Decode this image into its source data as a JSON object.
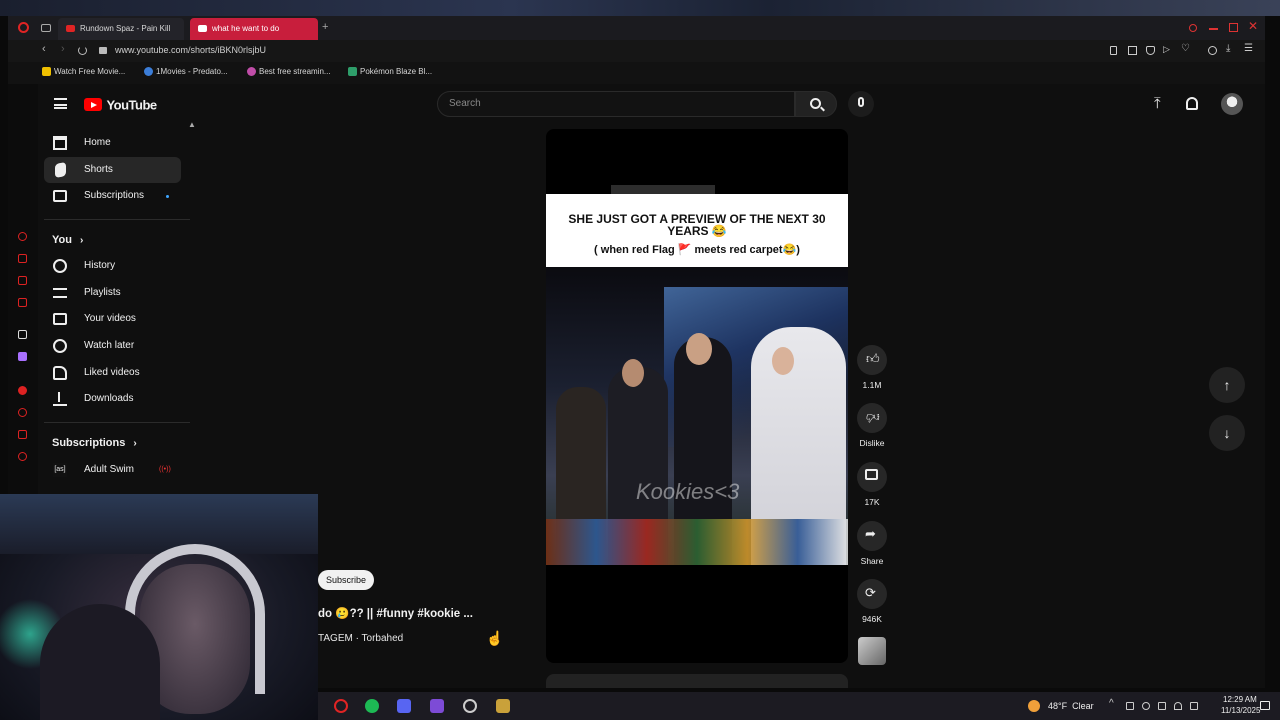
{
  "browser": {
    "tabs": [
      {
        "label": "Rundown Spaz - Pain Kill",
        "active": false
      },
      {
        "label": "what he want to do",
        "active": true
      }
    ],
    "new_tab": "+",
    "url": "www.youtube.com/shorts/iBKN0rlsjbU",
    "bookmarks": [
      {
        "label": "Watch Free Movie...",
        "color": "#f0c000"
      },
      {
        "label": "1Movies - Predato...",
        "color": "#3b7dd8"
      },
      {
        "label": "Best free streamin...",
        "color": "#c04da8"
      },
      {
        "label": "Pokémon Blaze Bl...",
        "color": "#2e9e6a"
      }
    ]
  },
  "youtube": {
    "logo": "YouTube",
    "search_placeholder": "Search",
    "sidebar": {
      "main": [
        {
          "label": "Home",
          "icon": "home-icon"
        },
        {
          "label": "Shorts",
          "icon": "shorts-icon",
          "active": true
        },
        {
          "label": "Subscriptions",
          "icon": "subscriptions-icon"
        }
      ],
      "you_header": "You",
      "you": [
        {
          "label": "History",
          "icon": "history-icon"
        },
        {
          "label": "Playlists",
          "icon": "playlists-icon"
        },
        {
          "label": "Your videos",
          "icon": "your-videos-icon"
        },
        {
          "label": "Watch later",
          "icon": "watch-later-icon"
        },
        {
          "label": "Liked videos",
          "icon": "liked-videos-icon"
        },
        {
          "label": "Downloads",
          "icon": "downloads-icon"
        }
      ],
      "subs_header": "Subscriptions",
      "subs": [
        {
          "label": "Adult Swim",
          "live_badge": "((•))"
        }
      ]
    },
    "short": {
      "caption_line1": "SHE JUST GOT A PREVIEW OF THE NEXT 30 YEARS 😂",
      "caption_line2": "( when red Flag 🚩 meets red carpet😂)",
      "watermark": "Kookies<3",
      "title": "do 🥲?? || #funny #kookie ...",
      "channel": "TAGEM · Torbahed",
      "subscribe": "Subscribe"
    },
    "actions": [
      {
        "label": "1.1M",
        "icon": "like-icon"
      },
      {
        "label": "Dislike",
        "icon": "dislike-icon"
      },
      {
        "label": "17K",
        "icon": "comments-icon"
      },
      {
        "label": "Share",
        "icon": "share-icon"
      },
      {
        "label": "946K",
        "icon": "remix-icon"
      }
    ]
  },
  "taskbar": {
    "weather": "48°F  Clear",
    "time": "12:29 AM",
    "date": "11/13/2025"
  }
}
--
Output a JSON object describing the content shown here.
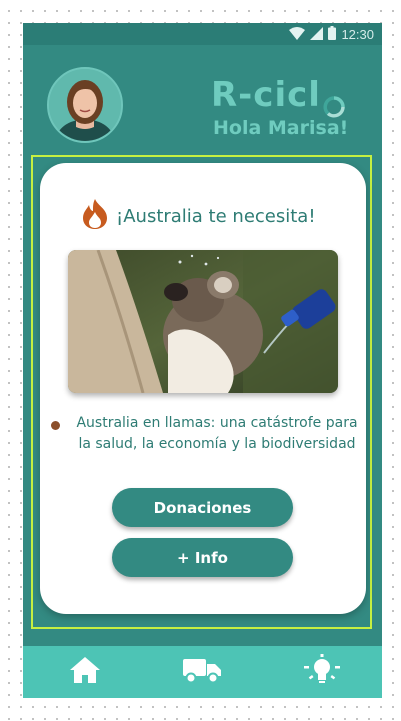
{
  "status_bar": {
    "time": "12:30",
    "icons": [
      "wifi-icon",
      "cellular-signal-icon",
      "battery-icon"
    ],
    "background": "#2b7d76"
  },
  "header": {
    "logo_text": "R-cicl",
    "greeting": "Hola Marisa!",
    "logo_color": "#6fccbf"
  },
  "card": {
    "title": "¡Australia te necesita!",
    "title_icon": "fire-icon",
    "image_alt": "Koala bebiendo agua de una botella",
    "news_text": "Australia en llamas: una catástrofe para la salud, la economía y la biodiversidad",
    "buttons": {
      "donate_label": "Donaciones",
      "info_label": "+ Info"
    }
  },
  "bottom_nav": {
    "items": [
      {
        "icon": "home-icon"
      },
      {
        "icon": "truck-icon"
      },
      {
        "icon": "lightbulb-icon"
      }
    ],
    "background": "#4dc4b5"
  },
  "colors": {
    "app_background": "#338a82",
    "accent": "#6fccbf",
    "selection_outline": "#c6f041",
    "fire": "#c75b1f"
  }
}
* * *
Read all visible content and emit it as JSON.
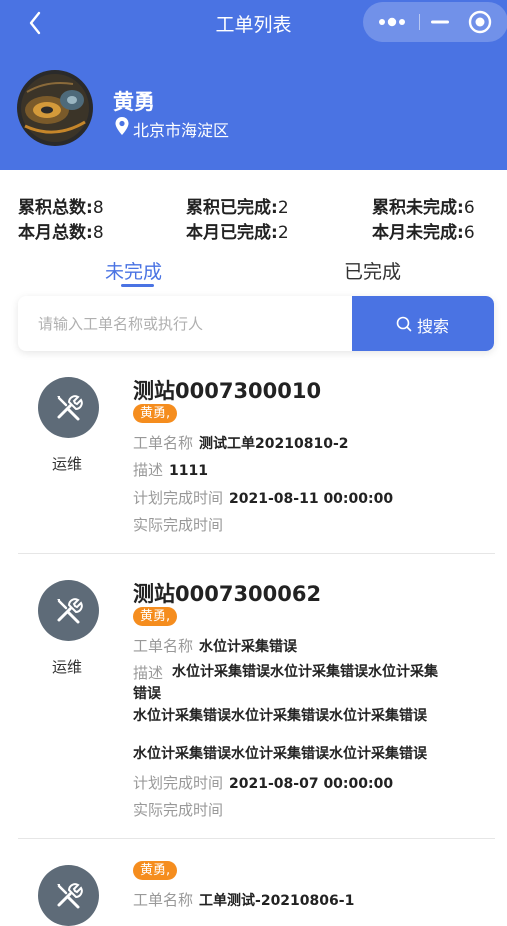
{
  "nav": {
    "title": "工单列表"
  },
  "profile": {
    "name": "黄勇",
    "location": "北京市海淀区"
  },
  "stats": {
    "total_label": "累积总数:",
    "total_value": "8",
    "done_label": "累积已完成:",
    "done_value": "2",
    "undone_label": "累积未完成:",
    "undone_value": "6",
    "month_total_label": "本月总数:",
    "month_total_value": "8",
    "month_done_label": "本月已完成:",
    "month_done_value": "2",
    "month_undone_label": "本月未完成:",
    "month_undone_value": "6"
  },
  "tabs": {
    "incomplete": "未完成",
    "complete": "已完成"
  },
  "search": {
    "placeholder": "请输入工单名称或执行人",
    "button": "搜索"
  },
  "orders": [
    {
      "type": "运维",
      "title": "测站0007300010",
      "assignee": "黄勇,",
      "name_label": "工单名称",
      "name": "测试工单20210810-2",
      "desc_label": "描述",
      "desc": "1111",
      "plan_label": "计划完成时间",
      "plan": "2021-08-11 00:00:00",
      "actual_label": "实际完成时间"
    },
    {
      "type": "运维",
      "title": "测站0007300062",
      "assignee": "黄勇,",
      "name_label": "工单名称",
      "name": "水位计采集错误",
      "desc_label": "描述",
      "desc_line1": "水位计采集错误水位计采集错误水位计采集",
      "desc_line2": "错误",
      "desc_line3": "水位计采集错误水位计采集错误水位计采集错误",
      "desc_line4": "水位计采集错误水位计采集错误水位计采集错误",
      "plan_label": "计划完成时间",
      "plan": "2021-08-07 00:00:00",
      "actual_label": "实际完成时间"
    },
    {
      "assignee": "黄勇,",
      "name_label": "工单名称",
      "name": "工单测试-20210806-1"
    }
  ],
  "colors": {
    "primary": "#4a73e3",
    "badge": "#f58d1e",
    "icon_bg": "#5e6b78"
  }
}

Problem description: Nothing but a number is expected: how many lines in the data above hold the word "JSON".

Response to the task: 3